### What you should do
Only lines holding the word "value" are needed; copy each of them from the material.

### Recorded information

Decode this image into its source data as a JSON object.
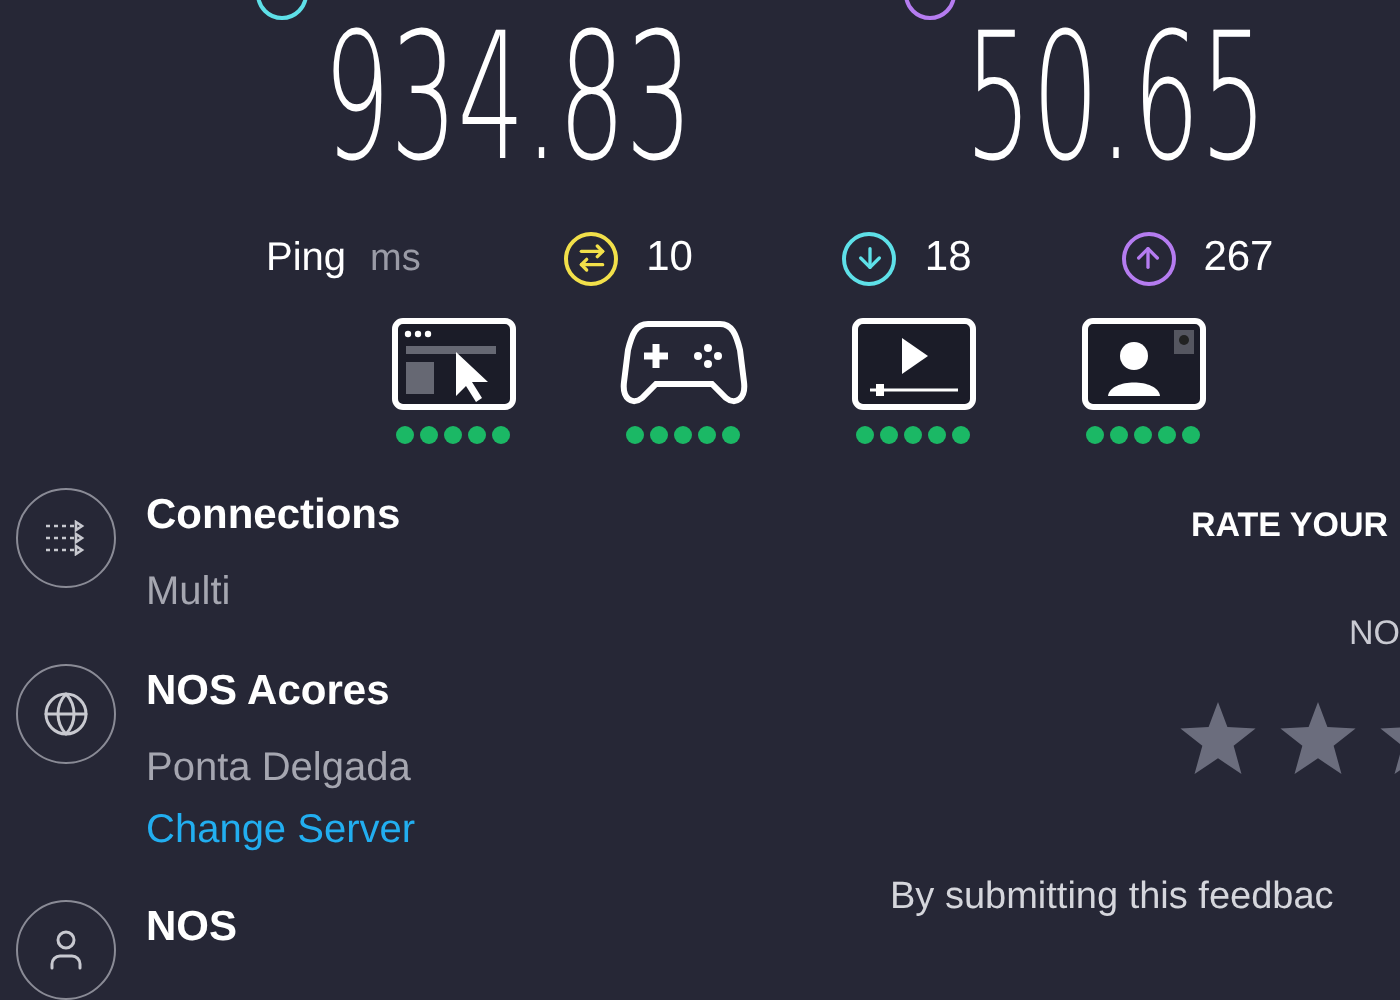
{
  "speeds": [
    {
      "value": "934.83",
      "color": "#5ee0e8"
    },
    {
      "value": "50.65",
      "color": "#b57cf0"
    }
  ],
  "ping": {
    "label": "Ping",
    "unit": "ms",
    "readings": [
      {
        "kind": "idle",
        "value": "10",
        "color": "#f2e04a"
      },
      {
        "kind": "download",
        "value": "18",
        "color": "#5ee0e8"
      },
      {
        "kind": "upload",
        "value": "267",
        "color": "#b57cf0"
      }
    ]
  },
  "quality": [
    {
      "kind": "browsing",
      "stars": 5
    },
    {
      "kind": "gaming",
      "stars": 5
    },
    {
      "kind": "streaming",
      "stars": 5
    },
    {
      "kind": "video_call",
      "stars": 5
    }
  ],
  "details": [
    {
      "kind": "connections",
      "title": "Connections",
      "subtitle": "Multi"
    },
    {
      "kind": "server",
      "title": "NOS Acores",
      "subtitle": "Ponta Delgada",
      "link": "Change Server"
    },
    {
      "kind": "provider",
      "title": "NOS"
    }
  ],
  "rating": {
    "title": "RATE YOUR",
    "provider": "NO",
    "note": "By submitting this feedbac"
  }
}
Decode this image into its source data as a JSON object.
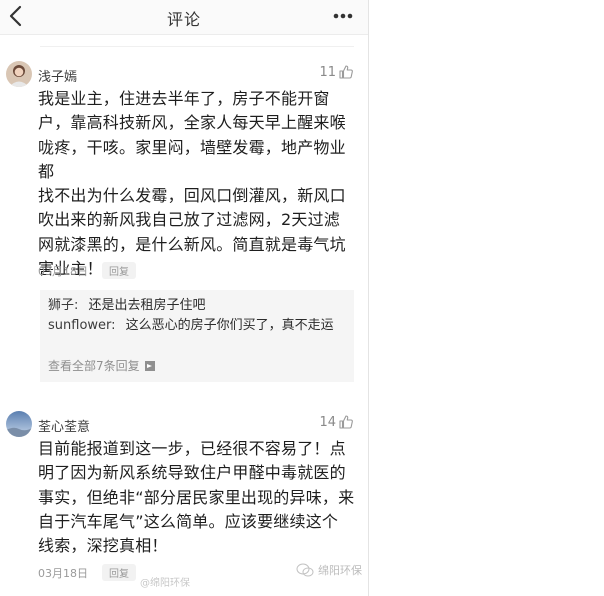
{
  "header": {
    "title": "评论",
    "back_icon": "chevron-left-icon",
    "more_icon": "more-dots-icon"
  },
  "comments": [
    {
      "username": "浅子嫣",
      "likes": "11",
      "text_lines": [
        "我是业主，住进去半年了，房子不能开窗",
        "户，靠高科技新风，全家人每天早上醒来喉",
        "咙疼，干咳。家里闷，墙壁发霉，地产物业都",
        "找不出为什么发霉，回风口倒灌风，新风口",
        "吹出来的新风我自己放了过滤网，2天过滤",
        "网就漆黑的，是什么新风。简直就是毒气坑",
        "害业主！"
      ],
      "date": "03月18日",
      "reply_label": "回复",
      "replies": [
        {
          "user": "狮子:",
          "text": "还是出去租房子住吧"
        },
        {
          "user": "sunflower:",
          "text": "这么恶心的房子你们买了，真不走运"
        }
      ],
      "view_all": "查看全部7条回复"
    },
    {
      "username": "荃心荃意",
      "likes": "14",
      "text_lines": [
        "目前能报道到这一步，已经很不容易了！点",
        "明了因为新风系统导致住户甲醛中毒就医的",
        "事实，但绝非“部分居民家里出现的异味，来",
        "自于汽车尾气”这么简单。应该要继续这个",
        "线索，深挖真相！"
      ],
      "date": "03月18日",
      "reply_label": "回复"
    }
  ],
  "watermark": {
    "text": "绵阳环保",
    "blurred_text": "@绵阳环保"
  },
  "colors": {
    "text": "#1e1e1e",
    "muted": "#9a9a9a",
    "reply_bg": "#f5f5f5"
  }
}
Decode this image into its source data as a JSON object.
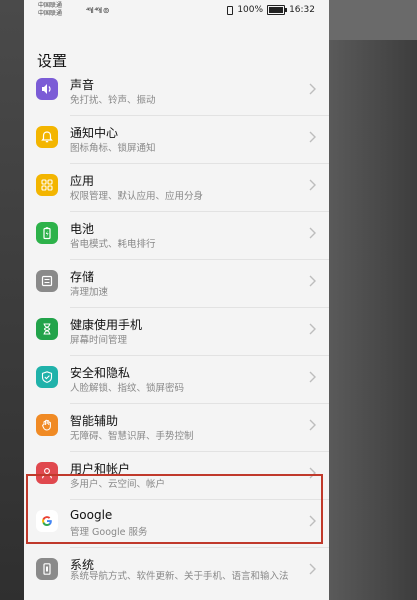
{
  "status": {
    "carrier1": "中国联通",
    "carrier2": "中国联通",
    "signal": "⁴⁶ıl ⁴⁶ıl ⊚",
    "battery_pct": "100%",
    "time": "16:32"
  },
  "page": {
    "title": "设置"
  },
  "items": [
    {
      "title": "声音",
      "sub": "免打扰、铃声、振动",
      "icon": "speaker-icon",
      "color": "#7b5cd6"
    },
    {
      "title": "通知中心",
      "sub": "图标角标、锁屏通知",
      "icon": "bell-icon",
      "color": "#f3b500"
    },
    {
      "title": "应用",
      "sub": "权限管理、默认应用、应用分身",
      "icon": "apps-grid-icon",
      "color": "#f3b500"
    },
    {
      "title": "电池",
      "sub": "省电模式、耗电排行",
      "icon": "battery-icon",
      "color": "#2db24a"
    },
    {
      "title": "存储",
      "sub": "清理加速",
      "icon": "storage-icon",
      "color": "#8a8a8a"
    },
    {
      "title": "健康使用手机",
      "sub": "屏幕时间管理",
      "icon": "hourglass-icon",
      "color": "#22a34a"
    },
    {
      "title": "安全和隐私",
      "sub": "人脸解锁、指纹、锁屏密码",
      "icon": "shield-icon",
      "color": "#20b2aa"
    },
    {
      "title": "智能辅助",
      "sub": "无障碍、智慧识屏、手势控制",
      "icon": "hand-icon",
      "color": "#f08a24"
    },
    {
      "title": "用户和帐户",
      "sub": "多用户、云空间、帐户",
      "icon": "user-icon",
      "color": "#e0484e"
    },
    {
      "title": "Google",
      "sub": "管理 Google 服务",
      "icon": "google-icon",
      "color": "#ffffff"
    },
    {
      "title": "系统",
      "sub": "系统导航方式、软件更新、关于手机、语言和输入法",
      "icon": "phone-icon",
      "color": "#8a8a8a"
    }
  ]
}
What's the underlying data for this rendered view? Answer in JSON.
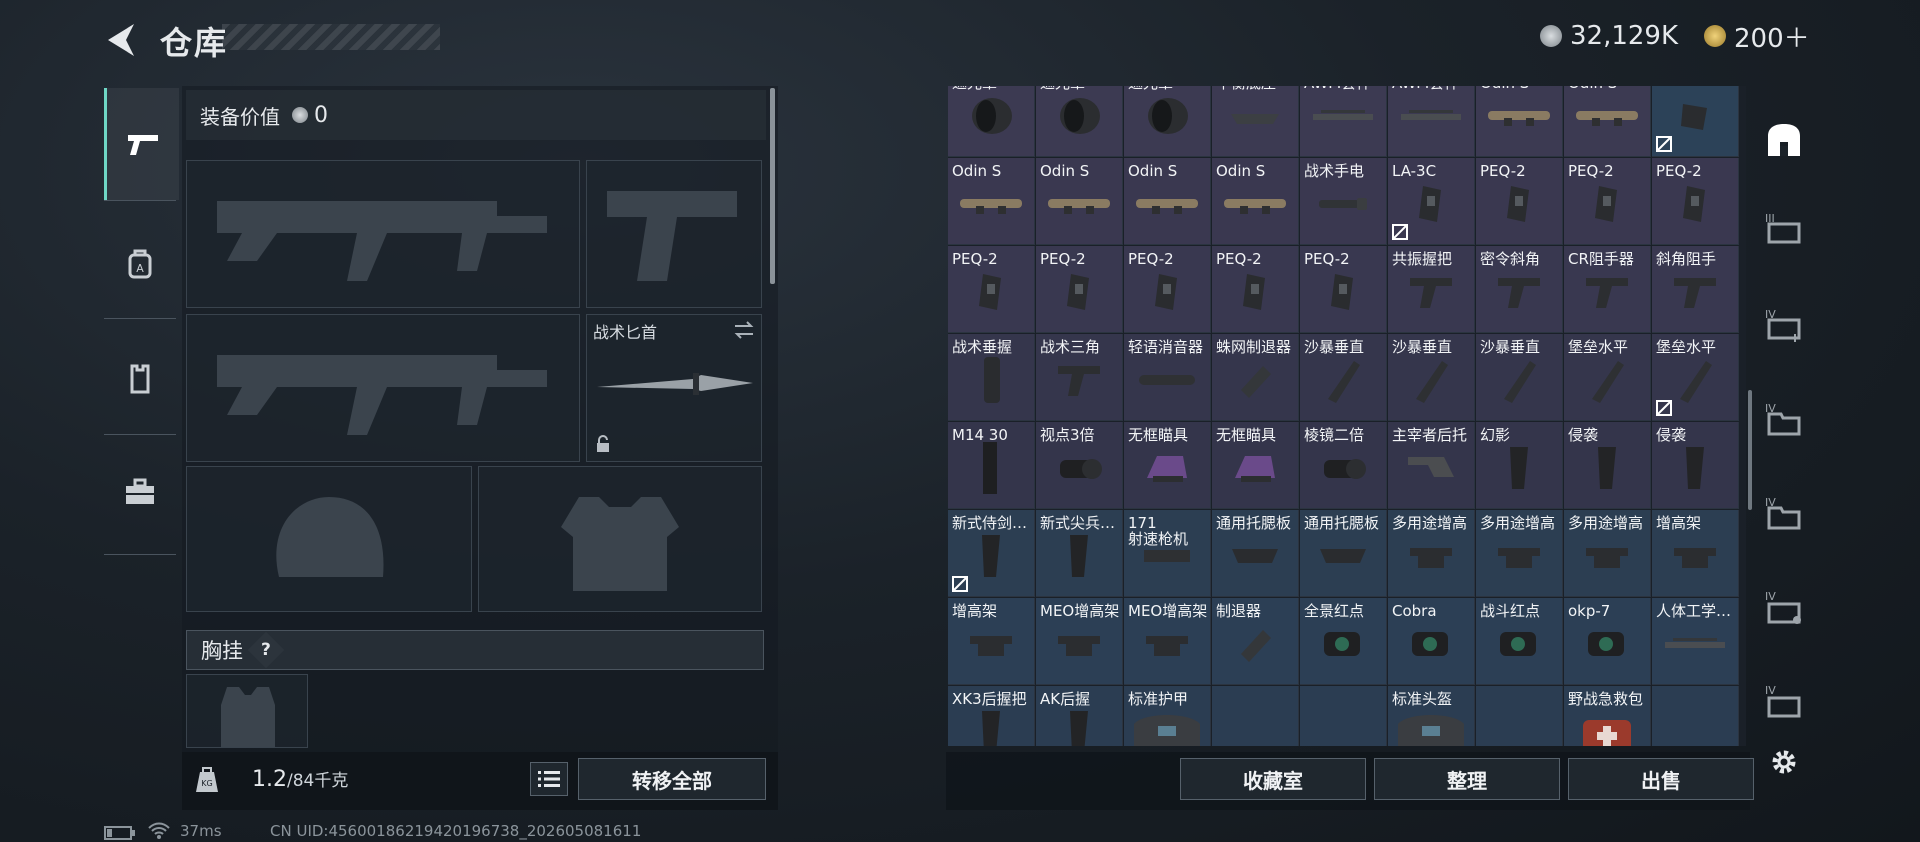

### Your solution
      "value": "934.83",
      "value": "50.65",
        "value": "10",
        "value": "18",
        "value": "267",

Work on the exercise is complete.